**Problem details:**
Go through the listing and pick out each line with the word "Management" in it.

(Extracted information)

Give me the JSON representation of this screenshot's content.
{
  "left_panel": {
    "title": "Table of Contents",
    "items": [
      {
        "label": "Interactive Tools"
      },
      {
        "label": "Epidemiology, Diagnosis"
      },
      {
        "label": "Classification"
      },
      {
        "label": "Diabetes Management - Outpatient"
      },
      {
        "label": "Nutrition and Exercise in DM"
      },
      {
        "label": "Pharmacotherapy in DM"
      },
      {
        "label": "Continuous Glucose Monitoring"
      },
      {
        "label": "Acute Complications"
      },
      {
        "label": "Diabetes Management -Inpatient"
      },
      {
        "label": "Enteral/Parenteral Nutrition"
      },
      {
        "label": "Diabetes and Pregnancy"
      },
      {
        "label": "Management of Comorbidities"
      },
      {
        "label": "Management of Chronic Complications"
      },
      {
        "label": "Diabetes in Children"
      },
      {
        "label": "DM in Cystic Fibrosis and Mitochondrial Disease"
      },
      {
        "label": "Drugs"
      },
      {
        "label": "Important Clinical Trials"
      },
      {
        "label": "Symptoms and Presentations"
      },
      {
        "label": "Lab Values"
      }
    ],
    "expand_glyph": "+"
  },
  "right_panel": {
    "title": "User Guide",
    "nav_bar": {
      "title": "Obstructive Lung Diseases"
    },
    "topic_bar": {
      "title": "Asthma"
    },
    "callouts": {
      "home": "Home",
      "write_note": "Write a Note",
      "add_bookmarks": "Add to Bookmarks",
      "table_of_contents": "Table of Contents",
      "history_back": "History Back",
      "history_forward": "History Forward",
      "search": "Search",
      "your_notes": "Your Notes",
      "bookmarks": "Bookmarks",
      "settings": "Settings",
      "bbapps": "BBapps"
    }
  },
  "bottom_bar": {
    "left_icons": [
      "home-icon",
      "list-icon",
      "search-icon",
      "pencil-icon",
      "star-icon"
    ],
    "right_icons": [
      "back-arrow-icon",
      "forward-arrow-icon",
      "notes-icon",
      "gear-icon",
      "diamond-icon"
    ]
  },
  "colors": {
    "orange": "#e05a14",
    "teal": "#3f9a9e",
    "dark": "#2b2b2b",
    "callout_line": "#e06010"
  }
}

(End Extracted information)

**Solution to the exercise:**
        "label": "Diabetes Management - Outpatient"
        "label": "Diabetes Management -Inpatient"
        "label": "Management of Comorbidities"
        "label": "Management of Chronic Complications"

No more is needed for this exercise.